Thursday, December 10, 2009

Shake-ups at ADA

Variety is reporting that the sales staff of ADA (Alternative Distribution Alliance) is being merged into Warner Brothers' distributing arm, WEA. The article continues:

"A source said that 17 staffers are exiting the company. Among those departing is former ADA president Andy Allen, who had acted as a consultant to the firm for the past couple of years. WMG is also reportedly closing ADA's video arm, Filmworks; VPs Jay Douglas and Rob McDonald are ankling as a result."

Why does this concern us? Well, ADA (which used to be Ryko until April) distributes Mya in the United States, as well as other indie DVD labels such as Blue Underground, Synapse and Mondo Macabro!

At the moment this news doesn't appear to affect these DVD labels and their distribution, but one wonders if this is not a bad sign in that direction.

BTW, Warners owns 95% of ADA.

UNTIL DEATH - review

Lucio Fulci thought he was going to direct this film, but instead the helming chores eventually went to Lamberto Bava, son of Mario Bava and a fine filmmaker in his own right.

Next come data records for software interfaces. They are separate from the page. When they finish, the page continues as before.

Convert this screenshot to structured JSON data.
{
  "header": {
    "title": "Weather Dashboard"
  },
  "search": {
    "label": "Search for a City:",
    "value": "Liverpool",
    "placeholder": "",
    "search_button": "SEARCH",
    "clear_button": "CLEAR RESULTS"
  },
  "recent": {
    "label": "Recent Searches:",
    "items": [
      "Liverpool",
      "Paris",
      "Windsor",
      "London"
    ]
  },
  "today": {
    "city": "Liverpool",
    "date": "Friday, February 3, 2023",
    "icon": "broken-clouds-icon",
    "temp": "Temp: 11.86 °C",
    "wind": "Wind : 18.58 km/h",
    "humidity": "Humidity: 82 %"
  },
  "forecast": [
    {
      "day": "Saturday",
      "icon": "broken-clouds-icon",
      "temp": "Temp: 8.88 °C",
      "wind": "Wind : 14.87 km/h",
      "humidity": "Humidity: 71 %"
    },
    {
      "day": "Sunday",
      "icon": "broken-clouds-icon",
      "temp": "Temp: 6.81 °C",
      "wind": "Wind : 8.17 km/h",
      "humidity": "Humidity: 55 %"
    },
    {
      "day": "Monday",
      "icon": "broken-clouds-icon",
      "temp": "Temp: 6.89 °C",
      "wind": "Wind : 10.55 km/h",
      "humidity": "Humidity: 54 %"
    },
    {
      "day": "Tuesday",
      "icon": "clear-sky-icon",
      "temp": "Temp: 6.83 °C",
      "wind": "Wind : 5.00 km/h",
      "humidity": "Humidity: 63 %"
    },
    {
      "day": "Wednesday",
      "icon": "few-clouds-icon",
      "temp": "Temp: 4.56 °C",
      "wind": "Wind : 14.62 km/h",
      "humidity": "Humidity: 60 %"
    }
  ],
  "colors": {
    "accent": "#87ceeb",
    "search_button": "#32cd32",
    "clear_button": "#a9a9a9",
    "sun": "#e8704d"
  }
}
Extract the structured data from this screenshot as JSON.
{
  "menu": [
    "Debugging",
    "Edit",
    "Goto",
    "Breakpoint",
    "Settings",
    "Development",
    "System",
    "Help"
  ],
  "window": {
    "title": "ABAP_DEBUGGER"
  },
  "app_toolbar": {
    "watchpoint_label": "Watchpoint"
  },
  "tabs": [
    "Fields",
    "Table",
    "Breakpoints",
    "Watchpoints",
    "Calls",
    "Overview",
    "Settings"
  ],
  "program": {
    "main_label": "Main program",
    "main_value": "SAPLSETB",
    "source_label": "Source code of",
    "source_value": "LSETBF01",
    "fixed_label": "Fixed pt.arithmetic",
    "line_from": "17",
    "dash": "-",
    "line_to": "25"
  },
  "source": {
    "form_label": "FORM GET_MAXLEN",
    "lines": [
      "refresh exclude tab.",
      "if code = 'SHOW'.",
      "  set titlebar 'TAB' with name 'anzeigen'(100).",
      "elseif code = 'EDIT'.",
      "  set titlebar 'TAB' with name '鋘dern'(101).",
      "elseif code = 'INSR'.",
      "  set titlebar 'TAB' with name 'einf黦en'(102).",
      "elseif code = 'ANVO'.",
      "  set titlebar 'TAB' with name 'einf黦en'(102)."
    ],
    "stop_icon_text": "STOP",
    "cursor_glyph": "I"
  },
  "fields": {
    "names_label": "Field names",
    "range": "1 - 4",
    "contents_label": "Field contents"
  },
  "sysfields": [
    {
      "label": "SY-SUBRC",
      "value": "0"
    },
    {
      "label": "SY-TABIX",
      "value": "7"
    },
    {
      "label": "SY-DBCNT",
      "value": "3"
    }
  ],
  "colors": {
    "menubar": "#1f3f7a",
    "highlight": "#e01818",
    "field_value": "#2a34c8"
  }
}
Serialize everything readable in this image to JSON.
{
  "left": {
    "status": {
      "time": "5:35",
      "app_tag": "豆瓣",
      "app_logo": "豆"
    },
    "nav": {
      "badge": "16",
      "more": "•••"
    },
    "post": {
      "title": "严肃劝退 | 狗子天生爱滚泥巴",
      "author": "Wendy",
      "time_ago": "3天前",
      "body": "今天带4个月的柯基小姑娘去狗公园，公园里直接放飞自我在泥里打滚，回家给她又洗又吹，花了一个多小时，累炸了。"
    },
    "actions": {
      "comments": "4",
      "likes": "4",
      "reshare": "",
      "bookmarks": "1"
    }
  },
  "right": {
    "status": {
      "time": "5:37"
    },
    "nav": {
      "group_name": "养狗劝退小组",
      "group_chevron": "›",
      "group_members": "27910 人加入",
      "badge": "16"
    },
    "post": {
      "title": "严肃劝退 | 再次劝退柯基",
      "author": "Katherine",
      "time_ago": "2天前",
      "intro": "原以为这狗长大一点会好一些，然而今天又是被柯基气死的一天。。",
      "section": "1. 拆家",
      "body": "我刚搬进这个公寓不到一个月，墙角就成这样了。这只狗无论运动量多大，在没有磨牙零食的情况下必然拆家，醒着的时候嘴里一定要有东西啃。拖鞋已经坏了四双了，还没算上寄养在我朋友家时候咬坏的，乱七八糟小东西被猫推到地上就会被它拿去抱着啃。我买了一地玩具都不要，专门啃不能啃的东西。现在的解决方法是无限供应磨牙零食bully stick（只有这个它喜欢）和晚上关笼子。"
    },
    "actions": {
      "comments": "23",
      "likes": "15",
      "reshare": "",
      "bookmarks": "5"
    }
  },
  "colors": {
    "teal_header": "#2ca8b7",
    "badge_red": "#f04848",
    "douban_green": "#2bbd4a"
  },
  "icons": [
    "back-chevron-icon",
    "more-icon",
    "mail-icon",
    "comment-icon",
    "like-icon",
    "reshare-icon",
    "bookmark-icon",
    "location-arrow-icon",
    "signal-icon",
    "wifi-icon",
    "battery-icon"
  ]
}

PER SEMPRE (UNTIL DEATH) was a feature for Italian television, part of the 4-film series, Brivido Giallo (literally, Yellow Shiver). The other films in this series: UNA NOTTE AL CIMITERO (GRAVEYARD DISTURBANCE), LA CASA DELL'ORCO (THE OGRE) and A CENA COL VAMPIRO (DINNER WITH A VAMPIRE). The now-defunct Italian NoShame division released a box set in 2006 with all four films, subtitled "Gli Incubi di Lamerto Bava/The Nightmares of Lamberto Bava." Of these, only THE OGRE has yet to be released by Mya.

I've not seen a significant amount of Lamberto Bava's output, but UNTIL DEATH makes me take special notice as this film is a splendid chiller that starts slowly, builds up its mystery, then, in the last 15 minutes or so, unleashes some terrifying sequences and images--not gross-out horror, but horror of incident, with some subtle, but impacting special effects and makeup.

Italy's master of cult screenplays, Dardano Sacchetti, had a hand in the story and script of lovers, Linda (Gioia Scola) and Carlo (David Brandon), who do away with and bury Linda's husband. They proceed to lead quasi-normal lives thereafter as restaurateurs, until the appearance several years later of a mysterious, handsome and intense young man, Marco (Urbano Barberini), who begins a simmering seduction of Linda. But along with Marco arrive occurrences that Linda's husband may still be alive. Are these occurrences the work of a noisy cop who dines at their restaurant, a squeeze play upon the couple's guilt? Or is something else, something more frightening happening?

All three actors are spot-on in their performances, and Simon Boswell's electronic score is sure to provide a nostagic fix to euro-cult fans who remember the Italian age of horror of the 1980s when Dario Argento and Lucio Fulci were kings. Lamberto Bava handles everything with smooth discipline and focus, injecting eerie suspense and touches of fantasy when necessary, before letting nightmares attain full expression at the end.

As with other films from the Dania catalog, UNTIL DEATH is very good pictorially. The English audio suffers later in the film from some minor ticking; unfortunately the superior Italian audio, which contains more pronounced incidental sounds (like water lapping when the characters are by a lake) is not subtitled in English, as is the norm for Mya titles that have an English audio track.

The Mya DVD is available at


The start of a splendidly chilling sequence from UNTIL DEATH:

See you later....!

Saturday, December 5, 2009

Coming in March 2010

"The Films of Antonio Bonifacio." Or at least two of them: APPUNTAMENTO EN NERO (1990, aka, SCANDAL IN BLACK, NAKED RAGE, BLIND DATE--Mya's title) and KREOLA (1993).

BLIND DATE is supposed to be a nasty and sleazy later-day giallo. There's a review of the film on the Euro Fever blog--but, warning, a lot of spoilers there. KREOLA stars the Valentina woman, Demetra Hampton, who was actually born in Philadelphia! The one review of this film on the IMDB is not positive, but it does imply a slight supernatural element.

Now it will be for us to evaluate the work of director Antonio Bonifacio!